What to produce
Using the data below, repeat all of it precisely.

Excerpts from an interface dataset
###

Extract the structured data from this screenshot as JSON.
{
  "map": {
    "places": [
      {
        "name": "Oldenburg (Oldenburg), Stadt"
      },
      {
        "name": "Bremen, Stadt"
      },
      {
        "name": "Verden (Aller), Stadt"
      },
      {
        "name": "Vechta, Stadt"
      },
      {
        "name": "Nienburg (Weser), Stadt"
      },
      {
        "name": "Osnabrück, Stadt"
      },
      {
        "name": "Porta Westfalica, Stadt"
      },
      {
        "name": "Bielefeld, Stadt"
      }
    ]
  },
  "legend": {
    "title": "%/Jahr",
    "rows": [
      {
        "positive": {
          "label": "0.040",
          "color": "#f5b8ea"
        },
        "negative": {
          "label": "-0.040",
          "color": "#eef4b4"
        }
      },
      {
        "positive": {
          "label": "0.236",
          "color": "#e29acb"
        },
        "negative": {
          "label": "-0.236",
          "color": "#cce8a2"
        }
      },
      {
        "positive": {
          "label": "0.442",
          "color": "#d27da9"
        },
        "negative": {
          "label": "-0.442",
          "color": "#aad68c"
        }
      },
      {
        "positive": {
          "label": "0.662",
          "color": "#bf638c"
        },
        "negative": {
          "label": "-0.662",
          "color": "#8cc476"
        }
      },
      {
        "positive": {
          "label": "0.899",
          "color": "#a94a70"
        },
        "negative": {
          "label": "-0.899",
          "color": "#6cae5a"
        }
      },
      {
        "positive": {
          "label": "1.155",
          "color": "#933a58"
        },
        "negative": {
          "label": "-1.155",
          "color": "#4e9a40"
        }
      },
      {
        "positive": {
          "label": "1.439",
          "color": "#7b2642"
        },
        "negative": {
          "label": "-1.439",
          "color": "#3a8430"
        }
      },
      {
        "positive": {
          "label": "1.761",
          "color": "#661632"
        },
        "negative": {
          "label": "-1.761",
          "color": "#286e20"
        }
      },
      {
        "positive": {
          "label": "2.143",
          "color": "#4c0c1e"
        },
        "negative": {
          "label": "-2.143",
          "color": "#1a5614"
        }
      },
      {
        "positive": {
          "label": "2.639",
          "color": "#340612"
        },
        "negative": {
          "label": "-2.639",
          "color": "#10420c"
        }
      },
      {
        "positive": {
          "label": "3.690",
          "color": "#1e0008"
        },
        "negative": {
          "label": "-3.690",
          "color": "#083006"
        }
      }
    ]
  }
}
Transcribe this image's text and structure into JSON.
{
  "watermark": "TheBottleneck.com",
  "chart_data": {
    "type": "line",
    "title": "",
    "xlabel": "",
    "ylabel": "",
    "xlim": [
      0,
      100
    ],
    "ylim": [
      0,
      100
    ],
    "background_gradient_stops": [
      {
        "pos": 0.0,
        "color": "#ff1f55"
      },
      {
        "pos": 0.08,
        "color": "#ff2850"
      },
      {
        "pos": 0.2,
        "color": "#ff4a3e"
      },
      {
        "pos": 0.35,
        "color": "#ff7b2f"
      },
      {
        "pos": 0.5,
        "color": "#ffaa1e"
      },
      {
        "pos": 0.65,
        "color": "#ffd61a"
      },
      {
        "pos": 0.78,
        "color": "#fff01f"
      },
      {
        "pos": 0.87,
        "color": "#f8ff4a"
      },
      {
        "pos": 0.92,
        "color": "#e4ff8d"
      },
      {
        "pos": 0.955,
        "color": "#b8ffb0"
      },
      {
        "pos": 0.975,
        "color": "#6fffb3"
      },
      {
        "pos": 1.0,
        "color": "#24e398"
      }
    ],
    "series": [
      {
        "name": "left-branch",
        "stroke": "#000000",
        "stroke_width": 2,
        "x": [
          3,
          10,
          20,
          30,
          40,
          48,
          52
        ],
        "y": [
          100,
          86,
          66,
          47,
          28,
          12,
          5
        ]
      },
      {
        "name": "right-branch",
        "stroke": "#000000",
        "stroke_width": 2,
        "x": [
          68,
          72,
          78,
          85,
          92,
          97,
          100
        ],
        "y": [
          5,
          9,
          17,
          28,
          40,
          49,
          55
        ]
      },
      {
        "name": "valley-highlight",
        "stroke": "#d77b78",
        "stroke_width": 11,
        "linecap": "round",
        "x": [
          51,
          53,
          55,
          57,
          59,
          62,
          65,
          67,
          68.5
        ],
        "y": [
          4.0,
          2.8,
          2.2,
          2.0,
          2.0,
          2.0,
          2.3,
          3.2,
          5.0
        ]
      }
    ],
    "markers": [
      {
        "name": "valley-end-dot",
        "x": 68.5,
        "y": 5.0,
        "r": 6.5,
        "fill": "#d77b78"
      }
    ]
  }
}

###

Answer space
Extract the structured data from this screenshot as JSON.
{
  "map": {
    "places": [
      {
        "name": "Oldenburg (Oldenburg), Stadt"
      },
      {
        "name": "Bremen, Stadt"
      },
      {
        "name": "Verden (Aller), Stadt"
      },
      {
        "name": "Vechta, Stadt"
      },
      {
        "name": "Nienburg (Weser), Stadt"
      },
      {
        "name": "Osnabrück, Stadt"
      },
      {
        "name": "Porta Westfalica, Stadt"
      },
      {
        "name": "Bielefeld, Stadt"
      }
    ]
  },
  "legend": {
    "title": "%/Jahr",
    "rows": [
      {
        "positive": {
          "label": "0.040",
          "color": "#f5b8ea"
        },
        "negative": {
          "label": "-0.040",
          "color": "#eef4b4"
        }
      },
      {
        "positive": {
          "label": "0.236",
          "color": "#e29acb"
        },
        "negative": {
          "label": "-0.236",
          "color": "#cce8a2"
        }
      },
      {
        "positive": {
          "label": "0.442",
          "color": "#d27da9"
        },
        "negative": {
          "label": "-0.442",
          "color": "#aad68c"
        }
      },
      {
        "positive": {
          "label": "0.662",
          "color": "#bf638c"
        },
        "negative": {
          "label": "-0.662",
          "color": "#8cc476"
        }
      },
      {
        "positive": {
          "label": "0.899",
          "color": "#a94a70"
        },
        "negative": {
          "label": "-0.899",
          "color": "#6cae5a"
        }
      },
      {
        "positive": {
          "label": "1.155",
          "color": "#933a58"
        },
        "negative": {
          "label": "-1.155",
          "color": "#4e9a40"
        }
      },
      {
        "positive": {
          "label": "1.439",
          "color": "#7b2642"
        },
        "negative": {
          "label": "-1.439",
          "color": "#3a8430"
        }
      },
      {
        "positive": {
          "label": "1.761",
          "color": "#661632"
        },
        "negative": {
          "label": "-1.761",
          "color": "#286e20"
        }
      },
      {
        "positive": {
          "label": "2.143",
          "color": "#4c0c1e"
        },
        "negative": {
          "label": "-2.143",
          "color": "#1a5614"
        }
      },
      {
        "positive": {
          "label": "2.639",
          "color": "#340612"
        },
        "negative": {
          "label": "-2.639",
          "color": "#10420c"
        }
      },
      {
        "positive": {
          "label": "3.690",
          "color": "#1e0008"
        },
        "negative": {
          "label": "-3.690",
          "color": "#083006"
        }
      }
    ]
  }
}
Transcribe this image's text and structure into JSON.
{
  "watermark": "TheBottleneck.com",
  "chart_data": {
    "type": "line",
    "title": "",
    "xlabel": "",
    "ylabel": "",
    "xlim": [
      0,
      100
    ],
    "ylim": [
      0,
      100
    ],
    "background_gradient_stops": [
      {
        "pos": 0.0,
        "color": "#ff1f55"
      },
      {
        "pos": 0.08,
        "color": "#ff2850"
      },
      {
        "pos": 0.2,
        "color": "#ff4a3e"
      },
      {
        "pos": 0.35,
        "color": "#ff7b2f"
      },
      {
        "pos": 0.5,
        "color": "#ffaa1e"
      },
      {
        "pos": 0.65,
        "color": "#ffd61a"
      },
      {
        "pos": 0.78,
        "color": "#fff01f"
      },
      {
        "pos": 0.87,
        "color": "#f8ff4a"
      },
      {
        "pos": 0.92,
        "color": "#e4ff8d"
      },
      {
        "pos": 0.955,
        "color": "#b8ffb0"
      },
      {
        "pos": 0.975,
        "color": "#6fffb3"
      },
      {
        "pos": 1.0,
        "color": "#24e398"
      }
    ],
    "series": [
      {
        "name": "left-branch",
        "stroke": "#000000",
        "stroke_width": 2,
        "x": [
          3,
          10,
          20,
          30,
          40,
          48,
          52
        ],
        "y": [
          100,
          86,
          66,
          47,
          28,
          12,
          5
        ]
      },
      {
        "name": "right-branch",
        "stroke": "#000000",
        "stroke_width": 2,
        "x": [
          68,
          72,
          78,
          85,
          92,
          97,
          100
        ],
        "y": [
          5,
          9,
          17,
          28,
          40,
          49,
          55
        ]
      },
      {
        "name": "valley-highlight",
        "stroke": "#d77b78",
        "stroke_width": 11,
        "linecap": "round",
        "x": [
          51,
          53,
          55,
          57,
          59,
          62,
          65,
          67,
          68.5
        ],
        "y": [
          4.0,
          2.8,
          2.2,
          2.0,
          2.0,
          2.0,
          2.3,
          3.2,
          5.0
        ]
      }
    ],
    "markers": [
      {
        "name": "valley-end-dot",
        "x": 68.5,
        "y": 5.0,
        "r": 6.5,
        "fill": "#d77b78"
      }
    ]
  }
}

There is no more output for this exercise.